What is required:
Each line of the listing is to be copied exactly.

Provided entries:
BEGIN
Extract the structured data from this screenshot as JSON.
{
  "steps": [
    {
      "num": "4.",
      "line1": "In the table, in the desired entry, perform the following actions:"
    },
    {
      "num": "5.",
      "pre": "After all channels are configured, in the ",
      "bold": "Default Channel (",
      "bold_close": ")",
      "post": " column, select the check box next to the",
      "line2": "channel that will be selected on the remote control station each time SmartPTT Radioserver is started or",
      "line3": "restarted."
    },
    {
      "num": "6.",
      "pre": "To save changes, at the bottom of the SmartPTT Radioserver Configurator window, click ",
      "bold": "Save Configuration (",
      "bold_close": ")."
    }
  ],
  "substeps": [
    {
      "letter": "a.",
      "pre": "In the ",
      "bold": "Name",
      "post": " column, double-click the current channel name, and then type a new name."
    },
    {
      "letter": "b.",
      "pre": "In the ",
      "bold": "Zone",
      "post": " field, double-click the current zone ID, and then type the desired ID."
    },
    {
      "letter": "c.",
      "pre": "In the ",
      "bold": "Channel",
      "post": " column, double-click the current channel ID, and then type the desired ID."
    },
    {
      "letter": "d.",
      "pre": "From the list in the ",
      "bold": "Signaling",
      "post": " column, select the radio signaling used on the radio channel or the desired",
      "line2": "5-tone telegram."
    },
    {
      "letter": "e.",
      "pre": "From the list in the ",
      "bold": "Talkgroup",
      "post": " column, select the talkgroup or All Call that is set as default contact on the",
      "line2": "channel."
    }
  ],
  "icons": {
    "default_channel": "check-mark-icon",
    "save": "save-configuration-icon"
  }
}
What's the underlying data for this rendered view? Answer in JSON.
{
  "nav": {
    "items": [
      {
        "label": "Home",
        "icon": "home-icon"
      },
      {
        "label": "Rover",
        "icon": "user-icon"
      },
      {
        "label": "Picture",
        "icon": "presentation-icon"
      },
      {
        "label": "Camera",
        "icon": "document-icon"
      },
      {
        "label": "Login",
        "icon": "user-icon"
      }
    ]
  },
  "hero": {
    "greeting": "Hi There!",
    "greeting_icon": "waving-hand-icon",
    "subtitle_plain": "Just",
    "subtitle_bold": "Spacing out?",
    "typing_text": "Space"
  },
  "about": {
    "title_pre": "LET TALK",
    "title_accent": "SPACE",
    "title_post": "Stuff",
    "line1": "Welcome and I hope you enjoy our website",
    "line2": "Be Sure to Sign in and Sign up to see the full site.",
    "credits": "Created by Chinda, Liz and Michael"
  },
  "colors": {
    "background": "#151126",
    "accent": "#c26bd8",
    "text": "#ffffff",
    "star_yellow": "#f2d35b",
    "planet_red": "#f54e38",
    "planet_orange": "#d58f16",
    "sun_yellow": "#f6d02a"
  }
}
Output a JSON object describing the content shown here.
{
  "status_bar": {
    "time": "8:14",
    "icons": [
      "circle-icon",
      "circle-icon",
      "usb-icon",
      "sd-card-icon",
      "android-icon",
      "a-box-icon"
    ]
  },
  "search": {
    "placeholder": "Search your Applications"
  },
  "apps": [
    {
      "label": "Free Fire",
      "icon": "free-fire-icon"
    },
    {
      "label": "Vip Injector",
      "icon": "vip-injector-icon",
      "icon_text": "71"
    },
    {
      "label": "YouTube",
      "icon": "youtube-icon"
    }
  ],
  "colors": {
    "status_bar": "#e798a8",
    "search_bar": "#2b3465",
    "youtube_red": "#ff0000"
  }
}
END
Solution to this task:
Extract the structured data from this screenshot as JSON.
{
  "steps": [
    {
      "num": "4.",
      "line1": "In the table, in the desired entry, perform the following actions:"
    },
    {
      "num": "5.",
      "pre": "After all channels are configured, in the ",
      "bold": "Default Channel (",
      "bold_close": ")",
      "post": " column, select the check box next to the",
      "line2": "channel that will be selected on the remote control station each time SmartPTT Radioserver is started or",
      "line3": "restarted."
    },
    {
      "num": "6.",
      "pre": "To save changes, at the bottom of the SmartPTT Radioserver Configurator window, click ",
      "bold": "Save Configuration (",
      "bold_close": ")."
    }
  ],
  "substeps": [
    {
      "letter": "a.",
      "pre": "In the ",
      "bold": "Name",
      "post": " column, double-click the current channel name, and then type a new name."
    },
    {
      "letter": "b.",
      "pre": "In the ",
      "bold": "Zone",
      "post": " field, double-click the current zone ID, and then type the desired ID."
    },
    {
      "letter": "c.",
      "pre": "In the ",
      "bold": "Channel",
      "post": " column, double-click the current channel ID, and then type the desired ID."
    },
    {
      "letter": "d.",
      "pre": "From the list in the ",
      "bold": "Signaling",
      "post": " column, select the radio signaling used on the radio channel or the desired",
      "line2": "5-tone telegram."
    },
    {
      "letter": "e.",
      "pre": "From the list in the ",
      "bold": "Talkgroup",
      "post": " column, select the talkgroup or All Call that is set as default contact on the",
      "line2": "channel."
    }
  ],
  "icons": {
    "default_channel": "check-mark-icon",
    "save": "save-configuration-icon"
  }
}
What's the underlying data for this rendered view? Answer in JSON.
{
  "nav": {
    "items": [
      {
        "label": "Home",
        "icon": "home-icon"
      },
      {
        "label": "Rover",
        "icon": "user-icon"
      },
      {
        "label": "Picture",
        "icon": "presentation-icon"
      },
      {
        "label": "Camera",
        "icon": "document-icon"
      },
      {
        "label": "Login",
        "icon": "user-icon"
      }
    ]
  },
  "hero": {
    "greeting": "Hi There!",
    "greeting_icon": "waving-hand-icon",
    "subtitle_plain": "Just",
    "subtitle_bold": "Spacing out?",
    "typing_text": "Space"
  },
  "about": {
    "title_pre": "LET TALK",
    "title_accent": "SPACE",
    "title_post": "Stuff",
    "line1": "Welcome and I hope you enjoy our website",
    "line2": "Be Sure to Sign in and Sign up to see the full site.",
    "credits": "Created by Chinda, Liz and Michael"
  },
  "colors": {
    "background": "#151126",
    "accent": "#c26bd8",
    "text": "#ffffff",
    "star_yellow": "#f2d35b",
    "planet_red": "#f54e38",
    "planet_orange": "#d58f16",
    "sun_yellow": "#f6d02a"
  }
}
Output a JSON object describing the content shown here.
{
  "status_bar": {
    "time": "8:14",
    "icons": [
      "circle-icon",
      "circle-icon",
      "usb-icon",
      "sd-card-icon",
      "android-icon",
      "a-box-icon"
    ]
  },
  "search": {
    "placeholder": "Search your Applications"
  },
  "apps": [
    {
      "label": "Free Fire",
      "icon": "free-fire-icon"
    },
    {
      "label": "Vip Injector",
      "icon": "vip-injector-icon",
      "icon_text": "71"
    },
    {
      "label": "YouTube",
      "icon": "youtube-icon"
    }
  ],
  "colors": {
    "status_bar": "#e798a8",
    "search_bar": "#2b3465",
    "youtube_red": "#ff0000"
  }
}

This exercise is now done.